(Extracted records)
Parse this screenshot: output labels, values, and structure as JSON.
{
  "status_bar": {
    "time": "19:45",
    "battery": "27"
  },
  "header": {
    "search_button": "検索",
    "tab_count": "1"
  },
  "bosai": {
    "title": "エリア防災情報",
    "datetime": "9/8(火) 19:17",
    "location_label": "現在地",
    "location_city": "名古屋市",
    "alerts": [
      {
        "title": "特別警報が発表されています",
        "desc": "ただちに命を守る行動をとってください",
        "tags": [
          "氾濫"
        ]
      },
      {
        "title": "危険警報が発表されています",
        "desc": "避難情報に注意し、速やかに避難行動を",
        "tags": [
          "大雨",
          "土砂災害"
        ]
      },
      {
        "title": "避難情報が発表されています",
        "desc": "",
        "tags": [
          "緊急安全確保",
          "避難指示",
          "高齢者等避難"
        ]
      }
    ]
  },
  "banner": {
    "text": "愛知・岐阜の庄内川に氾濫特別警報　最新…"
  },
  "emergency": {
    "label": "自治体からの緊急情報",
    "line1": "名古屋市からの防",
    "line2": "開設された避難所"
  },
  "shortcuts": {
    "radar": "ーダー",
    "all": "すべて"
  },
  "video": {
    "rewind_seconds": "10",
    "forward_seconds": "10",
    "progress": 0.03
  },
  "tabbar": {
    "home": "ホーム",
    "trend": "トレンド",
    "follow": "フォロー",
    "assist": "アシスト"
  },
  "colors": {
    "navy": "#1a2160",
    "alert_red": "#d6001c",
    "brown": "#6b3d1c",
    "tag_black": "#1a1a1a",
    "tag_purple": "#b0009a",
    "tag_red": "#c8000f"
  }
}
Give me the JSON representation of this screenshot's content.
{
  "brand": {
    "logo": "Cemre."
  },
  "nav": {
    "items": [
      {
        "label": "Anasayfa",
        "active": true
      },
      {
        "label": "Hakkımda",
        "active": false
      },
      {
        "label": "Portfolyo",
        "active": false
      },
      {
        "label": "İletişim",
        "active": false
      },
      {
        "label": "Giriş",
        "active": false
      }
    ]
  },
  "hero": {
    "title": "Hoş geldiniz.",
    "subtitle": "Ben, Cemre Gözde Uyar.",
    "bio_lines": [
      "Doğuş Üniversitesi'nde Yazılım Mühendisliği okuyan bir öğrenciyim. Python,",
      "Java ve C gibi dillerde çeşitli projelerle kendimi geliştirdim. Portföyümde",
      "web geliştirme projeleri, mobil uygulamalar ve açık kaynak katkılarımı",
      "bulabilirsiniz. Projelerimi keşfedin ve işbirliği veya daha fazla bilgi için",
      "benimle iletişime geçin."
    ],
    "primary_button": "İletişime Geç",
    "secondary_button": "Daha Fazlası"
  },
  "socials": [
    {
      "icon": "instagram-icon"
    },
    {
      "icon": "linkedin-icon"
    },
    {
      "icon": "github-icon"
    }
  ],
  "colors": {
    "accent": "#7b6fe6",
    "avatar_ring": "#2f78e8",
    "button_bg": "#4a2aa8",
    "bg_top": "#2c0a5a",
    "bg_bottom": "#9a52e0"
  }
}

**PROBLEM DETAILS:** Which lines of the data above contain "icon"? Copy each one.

**SOLUTION TO THIS PROBLEM:**
      "icon": "instagram-icon"
      "icon": "linkedin-icon"
      "icon": "github-icon"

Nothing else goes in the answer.